_Exercise goal_.
Here is a set of records. Copy them all exactly.
==== Given information ====
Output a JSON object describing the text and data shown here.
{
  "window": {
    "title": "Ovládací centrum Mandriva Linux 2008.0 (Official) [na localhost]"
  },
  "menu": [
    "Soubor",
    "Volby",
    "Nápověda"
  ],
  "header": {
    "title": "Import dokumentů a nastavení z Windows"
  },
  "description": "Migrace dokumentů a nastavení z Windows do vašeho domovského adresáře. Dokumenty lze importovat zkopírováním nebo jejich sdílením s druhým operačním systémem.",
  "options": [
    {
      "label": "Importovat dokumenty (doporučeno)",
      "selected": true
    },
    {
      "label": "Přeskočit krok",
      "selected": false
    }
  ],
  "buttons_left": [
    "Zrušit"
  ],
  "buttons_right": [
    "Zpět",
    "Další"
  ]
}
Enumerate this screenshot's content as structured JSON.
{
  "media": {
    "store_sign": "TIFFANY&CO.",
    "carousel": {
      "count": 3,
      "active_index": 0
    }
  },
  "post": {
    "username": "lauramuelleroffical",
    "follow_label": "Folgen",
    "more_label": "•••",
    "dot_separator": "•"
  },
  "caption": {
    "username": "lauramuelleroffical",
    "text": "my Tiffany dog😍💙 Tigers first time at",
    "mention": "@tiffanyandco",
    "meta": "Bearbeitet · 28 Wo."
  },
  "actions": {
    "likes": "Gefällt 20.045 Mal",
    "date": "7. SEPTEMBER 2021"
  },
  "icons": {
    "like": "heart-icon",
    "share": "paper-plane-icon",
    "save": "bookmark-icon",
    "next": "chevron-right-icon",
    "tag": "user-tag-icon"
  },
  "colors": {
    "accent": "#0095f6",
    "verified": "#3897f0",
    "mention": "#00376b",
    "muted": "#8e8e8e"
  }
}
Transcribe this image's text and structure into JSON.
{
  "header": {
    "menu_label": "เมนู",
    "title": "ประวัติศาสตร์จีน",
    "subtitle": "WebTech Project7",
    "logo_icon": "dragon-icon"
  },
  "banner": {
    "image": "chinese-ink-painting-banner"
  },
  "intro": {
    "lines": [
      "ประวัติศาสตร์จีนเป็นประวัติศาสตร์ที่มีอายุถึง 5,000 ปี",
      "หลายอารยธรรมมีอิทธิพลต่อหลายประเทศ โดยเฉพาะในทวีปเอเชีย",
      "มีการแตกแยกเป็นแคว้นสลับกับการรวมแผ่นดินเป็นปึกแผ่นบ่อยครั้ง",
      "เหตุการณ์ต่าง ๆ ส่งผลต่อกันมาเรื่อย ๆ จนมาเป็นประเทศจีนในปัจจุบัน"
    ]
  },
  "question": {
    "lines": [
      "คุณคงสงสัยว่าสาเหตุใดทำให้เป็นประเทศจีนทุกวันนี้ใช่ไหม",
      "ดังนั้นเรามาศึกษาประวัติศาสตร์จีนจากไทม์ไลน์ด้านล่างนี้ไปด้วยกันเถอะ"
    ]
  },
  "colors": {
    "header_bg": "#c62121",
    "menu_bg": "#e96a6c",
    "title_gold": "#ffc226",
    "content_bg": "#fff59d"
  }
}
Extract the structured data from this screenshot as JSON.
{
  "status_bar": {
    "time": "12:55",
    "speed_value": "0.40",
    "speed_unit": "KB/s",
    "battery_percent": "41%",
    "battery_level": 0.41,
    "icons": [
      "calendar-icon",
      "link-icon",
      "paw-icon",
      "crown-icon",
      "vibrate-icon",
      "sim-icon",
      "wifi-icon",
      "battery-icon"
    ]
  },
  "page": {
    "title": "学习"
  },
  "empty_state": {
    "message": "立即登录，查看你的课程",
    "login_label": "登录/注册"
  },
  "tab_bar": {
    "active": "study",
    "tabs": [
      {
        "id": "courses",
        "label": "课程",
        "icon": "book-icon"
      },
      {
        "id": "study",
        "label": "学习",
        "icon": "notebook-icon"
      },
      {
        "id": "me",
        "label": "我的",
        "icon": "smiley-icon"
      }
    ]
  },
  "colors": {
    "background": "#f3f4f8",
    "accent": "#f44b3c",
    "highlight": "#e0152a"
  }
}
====
_Exercise output_.
Output a JSON object describing the text and data shown here.
{
  "window": {
    "title": "Ovládací centrum Mandriva Linux 2008.0 (Official) [na localhost]"
  },
  "menu": [
    "Soubor",
    "Volby",
    "Nápověda"
  ],
  "header": {
    "title": "Import dokumentů a nastavení z Windows"
  },
  "description": "Migrace dokumentů a nastavení z Windows do vašeho domovského adresáře. Dokumenty lze importovat zkopírováním nebo jejich sdílením s druhým operačním systémem.",
  "options": [
    {
      "label": "Importovat dokumenty (doporučeno)",
      "selected": true
    },
    {
      "label": "Přeskočit krok",
      "selected": false
    }
  ],
  "buttons_left": [
    "Zrušit"
  ],
  "buttons_right": [
    "Zpět",
    "Další"
  ]
}
Enumerate this screenshot's content as structured JSON.
{
  "media": {
    "store_sign": "TIFFANY&CO.",
    "carousel": {
      "count": 3,
      "active_index": 0
    }
  },
  "post": {
    "username": "lauramuelleroffical",
    "follow_label": "Folgen",
    "more_label": "•••",
    "dot_separator": "•"
  },
  "caption": {
    "username": "lauramuelleroffical",
    "text": "my Tiffany dog😍💙 Tigers first time at",
    "mention": "@tiffanyandco",
    "meta": "Bearbeitet · 28 Wo."
  },
  "actions": {
    "likes": "Gefällt 20.045 Mal",
    "date": "7. SEPTEMBER 2021"
  },
  "icons": {
    "like": "heart-icon",
    "share": "paper-plane-icon",
    "save": "bookmark-icon",
    "next": "chevron-right-icon",
    "tag": "user-tag-icon"
  },
  "colors": {
    "accent": "#0095f6",
    "verified": "#3897f0",
    "mention": "#00376b",
    "muted": "#8e8e8e"
  }
}
Transcribe this image's text and structure into JSON.
{
  "header": {
    "menu_label": "เมนู",
    "title": "ประวัติศาสตร์จีน",
    "subtitle": "WebTech Project7",
    "logo_icon": "dragon-icon"
  },
  "banner": {
    "image": "chinese-ink-painting-banner"
  },
  "intro": {
    "lines": [
      "ประวัติศาสตร์จีนเป็นประวัติศาสตร์ที่มีอายุถึง 5,000 ปี",
      "หลายอารยธรรมมีอิทธิพลต่อหลายประเทศ โดยเฉพาะในทวีปเอเชีย",
      "มีการแตกแยกเป็นแคว้นสลับกับการรวมแผ่นดินเป็นปึกแผ่นบ่อยครั้ง",
      "เหตุการณ์ต่าง ๆ ส่งผลต่อกันมาเรื่อย ๆ จนมาเป็นประเทศจีนในปัจจุบัน"
    ]
  },
  "question": {
    "lines": [
      "คุณคงสงสัยว่าสาเหตุใดทำให้เป็นประเทศจีนทุกวันนี้ใช่ไหม",
      "ดังนั้นเรามาศึกษาประวัติศาสตร์จีนจากไทม์ไลน์ด้านล่างนี้ไปด้วยกันเถอะ"
    ]
  },
  "colors": {
    "header_bg": "#c62121",
    "menu_bg": "#e96a6c",
    "title_gold": "#ffc226",
    "content_bg": "#fff59d"
  }
}
Extract the structured data from this screenshot as JSON.
{
  "status_bar": {
    "time": "12:55",
    "speed_value": "0.40",
    "speed_unit": "KB/s",
    "battery_percent": "41%",
    "battery_level": 0.41,
    "icons": [
      "calendar-icon",
      "link-icon",
      "paw-icon",
      "crown-icon",
      "vibrate-icon",
      "sim-icon",
      "wifi-icon",
      "battery-icon"
    ]
  },
  "page": {
    "title": "学习"
  },
  "empty_state": {
    "message": "立即登录，查看你的课程",
    "login_label": "登录/注册"
  },
  "tab_bar": {
    "active": "study",
    "tabs": [
      {
        "id": "courses",
        "label": "课程",
        "icon": "book-icon"
      },
      {
        "id": "study",
        "label": "学习",
        "icon": "notebook-icon"
      },
      {
        "id": "me",
        "label": "我的",
        "icon": "smiley-icon"
      }
    ]
  },
  "colors": {
    "background": "#f3f4f8",
    "accent": "#f44b3c",
    "highlight": "#e0152a"
  }
}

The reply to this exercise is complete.